- How to complete this task
Go through the listing below and show each line that has the word "true".

- Data
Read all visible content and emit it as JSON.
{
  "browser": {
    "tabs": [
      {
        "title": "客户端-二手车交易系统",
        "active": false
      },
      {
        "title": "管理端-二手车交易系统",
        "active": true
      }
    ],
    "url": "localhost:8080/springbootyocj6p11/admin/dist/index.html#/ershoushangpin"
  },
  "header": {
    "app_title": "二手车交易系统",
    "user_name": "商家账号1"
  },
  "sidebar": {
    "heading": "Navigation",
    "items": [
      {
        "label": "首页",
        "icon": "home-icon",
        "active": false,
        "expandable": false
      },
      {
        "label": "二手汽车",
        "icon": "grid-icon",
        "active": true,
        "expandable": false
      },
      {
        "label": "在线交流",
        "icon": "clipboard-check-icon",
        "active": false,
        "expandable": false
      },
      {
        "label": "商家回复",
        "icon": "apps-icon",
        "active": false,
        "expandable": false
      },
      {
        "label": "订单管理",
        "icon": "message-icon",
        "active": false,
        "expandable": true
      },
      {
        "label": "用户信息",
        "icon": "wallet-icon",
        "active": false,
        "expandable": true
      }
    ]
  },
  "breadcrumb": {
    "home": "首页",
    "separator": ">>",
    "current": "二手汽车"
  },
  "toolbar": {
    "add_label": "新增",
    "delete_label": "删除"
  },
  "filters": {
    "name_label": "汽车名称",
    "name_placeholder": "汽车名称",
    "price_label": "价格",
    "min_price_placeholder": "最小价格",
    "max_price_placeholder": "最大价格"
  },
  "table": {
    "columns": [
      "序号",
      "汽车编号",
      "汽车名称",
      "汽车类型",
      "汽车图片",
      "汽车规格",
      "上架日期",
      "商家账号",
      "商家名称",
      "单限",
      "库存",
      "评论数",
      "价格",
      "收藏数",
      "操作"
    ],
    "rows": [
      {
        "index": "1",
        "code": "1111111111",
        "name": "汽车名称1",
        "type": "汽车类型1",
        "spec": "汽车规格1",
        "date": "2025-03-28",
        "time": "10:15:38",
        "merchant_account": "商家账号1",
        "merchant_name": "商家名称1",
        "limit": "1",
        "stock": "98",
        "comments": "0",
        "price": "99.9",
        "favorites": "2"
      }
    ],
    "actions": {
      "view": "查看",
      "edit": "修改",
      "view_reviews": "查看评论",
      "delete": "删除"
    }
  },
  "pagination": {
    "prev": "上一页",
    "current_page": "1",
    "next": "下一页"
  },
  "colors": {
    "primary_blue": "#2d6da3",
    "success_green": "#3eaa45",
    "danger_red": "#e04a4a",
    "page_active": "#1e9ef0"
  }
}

- Task solution
        "active": true
        "active": true,
        "expandable": true
        "expandable": true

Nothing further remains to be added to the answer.